- Exercise objective
This task calls for copying every line of the records that includes the word "data".
(Excerpted records)
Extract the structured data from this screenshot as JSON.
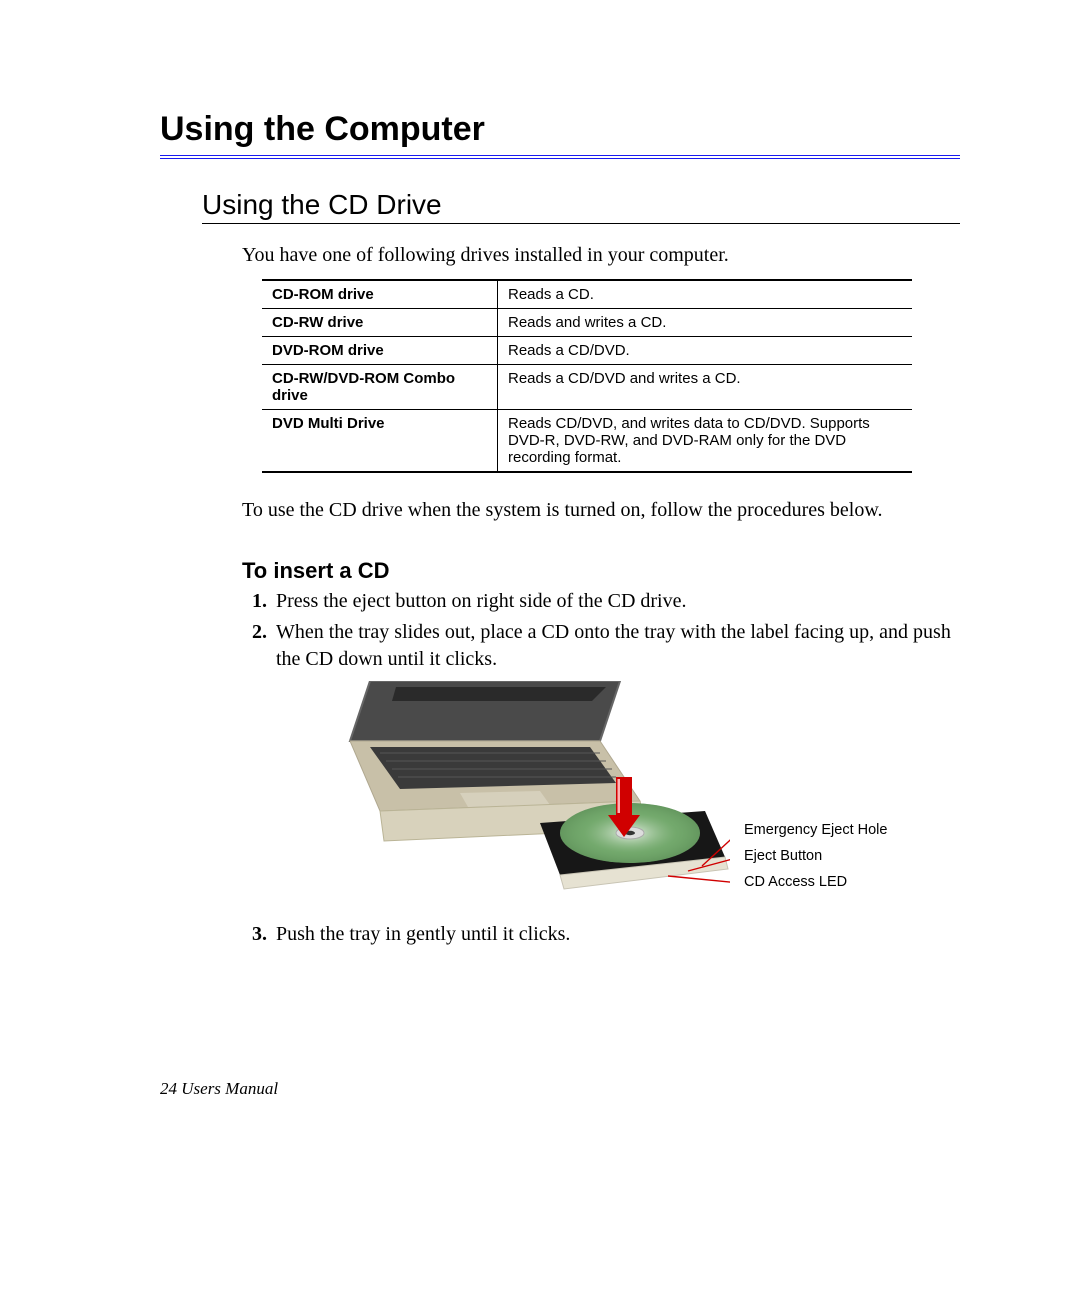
{
  "chapter_title": "Using the Computer",
  "section_title": "Using the CD Drive",
  "intro_text": "You have one of following drives installed in your computer.",
  "drive_table": [
    {
      "name": "CD-ROM drive",
      "desc": "Reads a CD."
    },
    {
      "name": "CD-RW drive",
      "desc": "Reads and writes a CD."
    },
    {
      "name": "DVD-ROM drive",
      "desc": "Reads a CD/DVD."
    },
    {
      "name": "CD-RW/DVD-ROM Combo drive",
      "desc": "Reads a CD/DVD and writes a CD."
    },
    {
      "name": "DVD Multi Drive",
      "desc": "Reads CD/DVD, and writes data to CD/DVD. Supports DVD-R, DVD-RW, and DVD-RAM only for the DVD recording format."
    }
  ],
  "usage_text": "To use the CD drive when the system is turned on, follow the procedures below.",
  "insert_heading": "To insert a CD",
  "steps": [
    "Press the eject button on right side of the CD drive.",
    "When the tray slides out, place a CD onto the tray with the label facing up, and push the CD down until it clicks.",
    "Push the tray in gently until it clicks."
  ],
  "callouts": {
    "emergency": "Emergency Eject Hole",
    "eject": "Eject Button",
    "led": "CD Access LED"
  },
  "footer": "24  Users Manual"
}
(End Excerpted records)
- Written answer
Extract the structured data from this screenshot as JSON.
      "desc": "Reads CD/DVD, and writes data to CD/DVD. Supports DVD-R, DVD-RW, and DVD-RAM only for the DVD recording format."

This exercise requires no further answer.